I had the chance in September to attend the Certified Angus Beef Annual Conference in Asheville, N.C. The conference brings together all aspects of the beef industry, including producers, processors, retailers, foodservice operators and distributors. Along with the education seminars and the new products showcase, one of the real highlights was the welcoming reception, where chefs from across the country prepared a welcoming feast for attendees.

When it comes to the foodservice world, there are two separate types. On one hand, you have the restaurant chains, where menus are designed around uniformity. If you go to a Chili’s in California and one in Florida, the expectation is that the food would taste the same. At the other end of the spectrum, you have the individually owned restaurants, where the menu is left to the creativity of the chef. The meat industry depends on both of these types of restaurants, but the types of products they will offer could be very different indeed.

When it comes to these individual chefs, spectacle goes a long way. The CAB Conference reception put a big focus on fire. Open flames were the star of the show at each station, along with creative cooking methods and utensils. Shawn Heine of Prime Cincinnati, an renowned steakhouse, prepared strip steaks by skewering dozens at a time on a pitchfork and putting them in a deep fryer

Greg and Kristina Gaardbo, chefs at Chicago Culinary Kitchen, created a stir by introducing the scorpion cut steak — a butterflied tomahawk ribeye that leaves the rib bone sticking up in the air like a scorpion. While they left the scorpion at home for the CAB Conference, they did bring out a spinalis skewer — using swords as skewers.
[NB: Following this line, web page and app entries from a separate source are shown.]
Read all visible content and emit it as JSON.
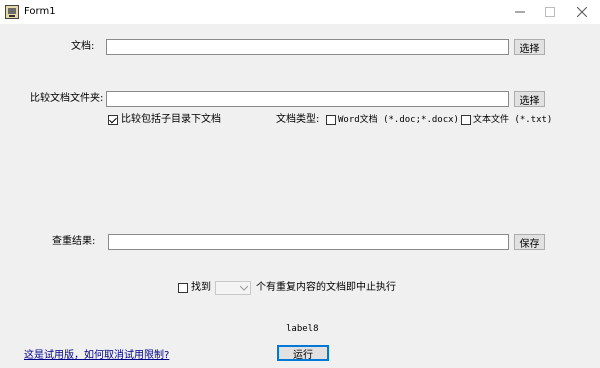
{
  "window": {
    "title": "Form1",
    "icon": "app-icon",
    "controls": [
      "minimize-icon",
      "maximize-icon",
      "close-icon"
    ]
  },
  "document": {
    "label": "文档:",
    "value": "",
    "browse_label": "选择"
  },
  "compare_folder": {
    "label": "比较文档文件夹:",
    "value": "",
    "browse_label": "选择",
    "include_subdirs": {
      "label": "比较包括子目录下文档",
      "checked": true
    }
  },
  "doc_type": {
    "label": "文档类型:",
    "word": {
      "label": "Word文档 (*.doc;*.docx)",
      "checked": false
    },
    "text": {
      "label": "文本文件 (*.txt)",
      "checked": false
    }
  },
  "result": {
    "label": "查重结果:",
    "value": "",
    "save_label": "保存"
  },
  "stop_option": {
    "checkbox_label": "找到",
    "count_value": "",
    "suffix": "个有重复内容的文档即中止执行",
    "checked": false
  },
  "status_label": "label8",
  "trial_link": "这是试用版，如何取消试用限制?",
  "run_label": "运行"
}
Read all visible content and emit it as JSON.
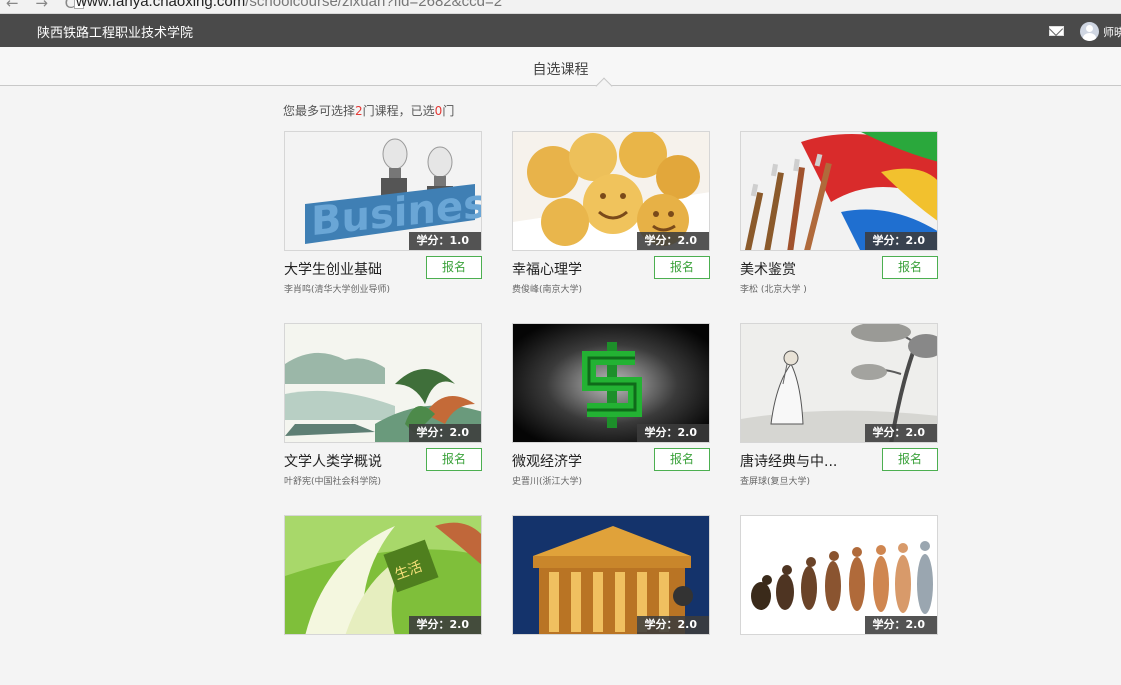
{
  "browser": {
    "nav_glyphs": "← → C",
    "url_host": "www.fanya.chaoxing.com",
    "url_path": "/schoolcourse/zixuan?fid=2682&ccd=2"
  },
  "topbar": {
    "school_name": "陕西铁路工程职业技术学院",
    "username": "师晓"
  },
  "subheader": {
    "title": "自选课程"
  },
  "limit": {
    "prefix": "您最多可选择",
    "max": "2",
    "middle": "门课程，已选",
    "selected": "0",
    "suffix": "门"
  },
  "enroll_label": "报名",
  "courses": [
    {
      "name": "大学生创业基础",
      "teacher": "李肖鸣(清华大学创业导师)",
      "credit": "学分：1.0"
    },
    {
      "name": "幸福心理学",
      "teacher": "费俊峰(南京大学)",
      "credit": "学分：2.0"
    },
    {
      "name": "美术鉴赏",
      "teacher": "李松 (北京大学 )",
      "credit": "学分：2.0"
    },
    {
      "name": "文学人类学概说",
      "teacher": "叶舒宪(中国社会科学院)",
      "credit": "学分：2.0"
    },
    {
      "name": "微观经济学",
      "teacher": "史晋川(浙江大学)",
      "credit": "学分：2.0"
    },
    {
      "name": "唐诗经典与中...",
      "teacher": "查屏球(复旦大学)",
      "credit": "学分：2.0"
    },
    {
      "name": "",
      "teacher": "",
      "credit": "学分：2.0"
    },
    {
      "name": "",
      "teacher": "",
      "credit": "学分：2.0"
    },
    {
      "name": "",
      "teacher": "",
      "credit": "学分：2.0"
    }
  ],
  "colors": {
    "topbar_bg": "#4a4a4a",
    "accent_red": "#e53935",
    "enroll_green": "#4caf50"
  }
}
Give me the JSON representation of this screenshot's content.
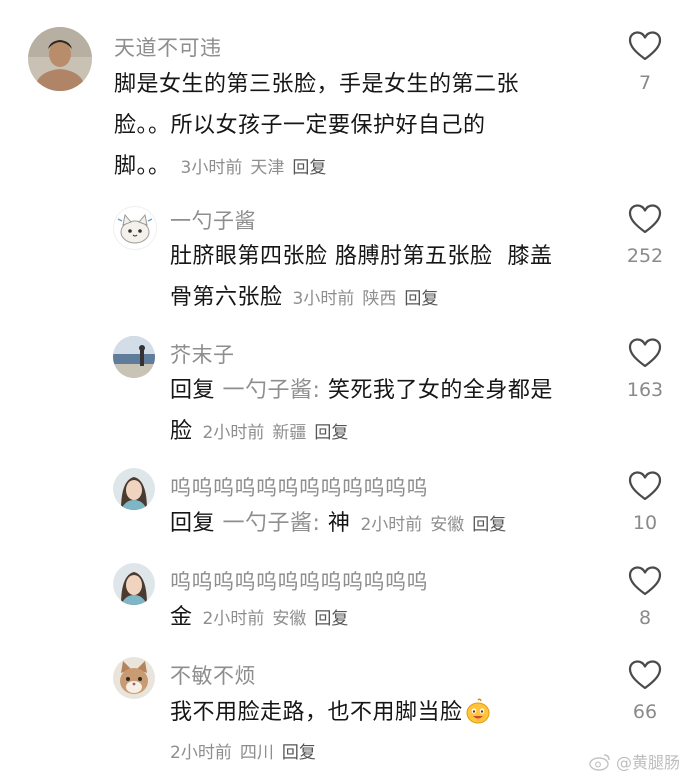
{
  "comments": [
    {
      "user": "天道不可违",
      "avatar": "man-photo-avatar",
      "text": "脚是女生的第三张脸，手是女生的第二张脸。。所以女孩子一定要保护好自己的脚。。",
      "lines": [
        "脚是女生的第三张脸，手是女生的第二张",
        "脸。。所以女孩子一定要保护好自己的",
        "脚。。"
      ],
      "time": "3小时前",
      "location": "天津",
      "reply_label": "回复",
      "likes": "7"
    },
    {
      "user": "一勺子酱",
      "avatar": "cartoon-cat-avatar",
      "lines": [
        "肚脐眼第四张脸 胳膊肘第五张脸  膝盖",
        "骨第六张脸"
      ],
      "time": "3小时前",
      "location": "陕西",
      "reply_label": "回复",
      "likes": "252"
    },
    {
      "user": "芥末子",
      "avatar": "seaside-photo-avatar",
      "reply_prefix": "回复",
      "mention": "一勺子酱:",
      "lines": [
        " 笑死我了女的全身都是",
        "脸"
      ],
      "time": "2小时前",
      "location": "新疆",
      "reply_label": "回复",
      "likes": "163"
    },
    {
      "user": "呜呜呜呜呜呜呜呜呜呜呜呜",
      "avatar": "girl-photo-avatar",
      "reply_prefix": "回复",
      "mention": "一勺子酱:",
      "text": " 神",
      "time": "2小时前",
      "location": "安徽",
      "reply_label": "回复",
      "likes": "10"
    },
    {
      "user": "呜呜呜呜呜呜呜呜呜呜呜呜",
      "avatar": "girl-photo-avatar",
      "text": "金",
      "time": "2小时前",
      "location": "安徽",
      "reply_label": "回复",
      "likes": "8"
    },
    {
      "user": "不敏不烦",
      "avatar": "cat-photo-avatar",
      "text": "我不用脸走路，也不用脚当脸",
      "emoji": "smiling-face-emoji",
      "time": "2小时前",
      "location": "四川",
      "reply_label": "回复",
      "likes": "66"
    }
  ],
  "watermark": "@黄腿肠",
  "colors": {
    "username": "#8e8e8e",
    "text": "#161616",
    "count": "#8a8a8a"
  }
}
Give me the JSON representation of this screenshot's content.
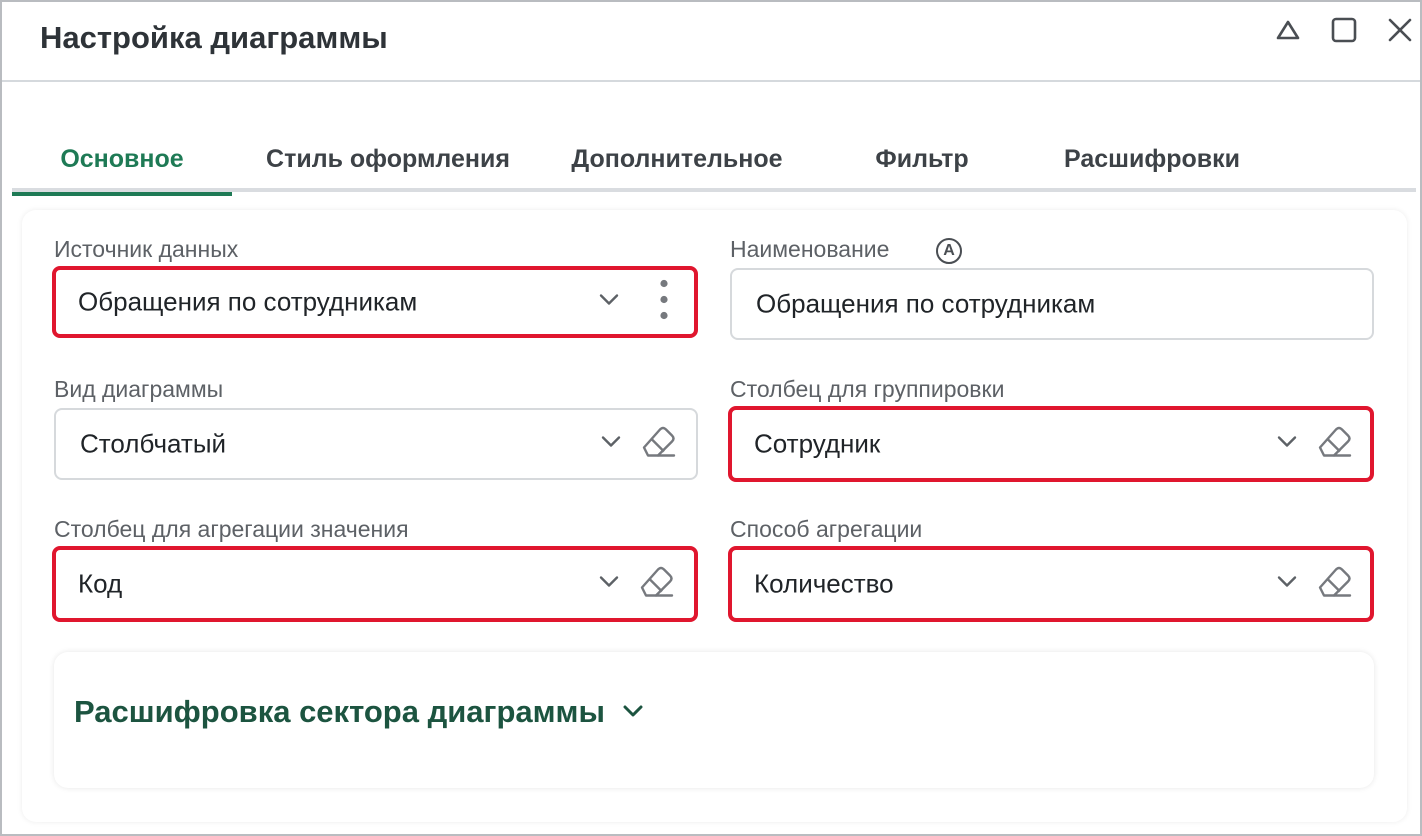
{
  "window": {
    "title": "Настройка диаграммы",
    "controls": [
      "collapse-icon",
      "maximize-icon",
      "close-icon"
    ]
  },
  "tabs": [
    {
      "label": "Основное",
      "active": true
    },
    {
      "label": "Стиль оформления",
      "active": false
    },
    {
      "label": "Дополнительное",
      "active": false
    },
    {
      "label": "Фильтр",
      "active": false
    },
    {
      "label": "Расшифровки",
      "active": false
    }
  ],
  "form": {
    "data_source": {
      "label": "Источник данных",
      "value": "Обращения по сотрудникам"
    },
    "name": {
      "label": "Наименование",
      "badge": "A",
      "value": "Обращения по сотрудникам"
    },
    "chart_type": {
      "label": "Вид диаграммы",
      "value": "Столбчатый"
    },
    "group_column": {
      "label": "Столбец для группировки",
      "value": "Сотрудник"
    },
    "value_column": {
      "label": "Столбец для агрегации значения",
      "value": "Код"
    },
    "aggregation": {
      "label": "Способ агрегации",
      "value": "Количество"
    }
  },
  "section": {
    "title": "Расшифровка сектора диаграммы"
  },
  "colors": {
    "accent": "#1e7a55",
    "highlight": "#e0162e",
    "section_title": "#1c5440"
  }
}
Processors who service the restaurant industry should keep in mind that different accounts need different things. Chain restaurants need uniformity and affordable cuts. Independent chefs can have a wild creative streak and would be open to unique cuts and preparation ideas. If you’re servicing these small, independent restaurants, consider bringing them underutilized cuts, exotic species or interesting preparation ideas. They may leap at the opportunity to do something bold.